Seven years after a statutory instrument updating nature regulations glided virtually unobserved through Westminster, the Department for Environment, Food and Rural Affairs (Defra) has this week admitted it “unlawfully” put a new crime on the statute books.
The unintended outcome of the rarely deployed Wildlife & Countryside Act 1981 Amendment Regulations, Statutory Instrument (SI) 1487/2004, has been shot down by lawyers’ persistent questioning.
Quincy Whitaker, a barrister at Doughty Street chambers, London, and Nigel Barnes, a solicitor at the Sunderland and Newcastle firm Ben Hoare Bell, realised that a parliamentary drafting error had accidentally removed a previous defence and laid in its place, cuckoo-like, a constitutionally impossible crime.
The regulations, meant to harmonise UK bird protection rules with EU laws, made illegal the possession of wild eggs collected from 1954-1981. Police and wildlife agencies used the new regulations to prosecute a number of people.
The change in the law was never the subject of public consultation, neither was it debated in parliament. The retrospective criminalisation of historic collections has caused museums, scientific research organisations and private collectors to the risk of prosecution.
Yup, through a statutory instrument they introduced a retrospective crime.
“The House of Lords had specifically rejected the creation of the offence which the amendment regulations in fact created when the original act (the Wildlife & Countryside Act 1981) was debated in parliament.
“To create an offence that was contrary to the express will of parliament by delegated legislation without informing anyone that it has that effect is highly unconstitutional to say the least.”
One that had previously been considered by Parliament and rejected.

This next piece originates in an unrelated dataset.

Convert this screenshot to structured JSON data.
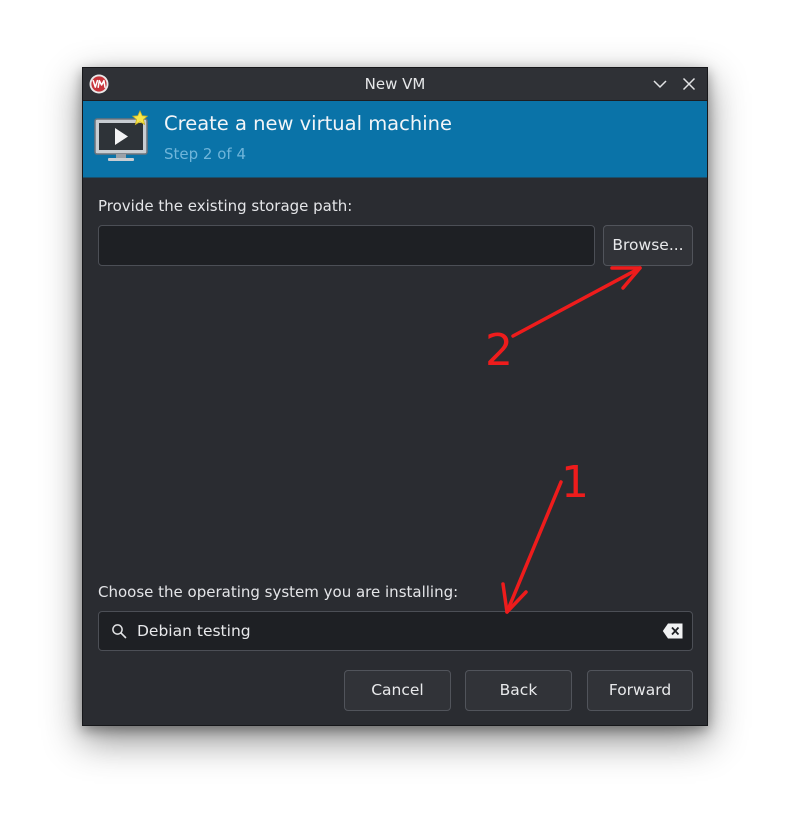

And yes, this is how we are ruled now. By ignorant, vile, stupid and just plain incompetent clipboard wielders.
Hang them all I say, hang them all.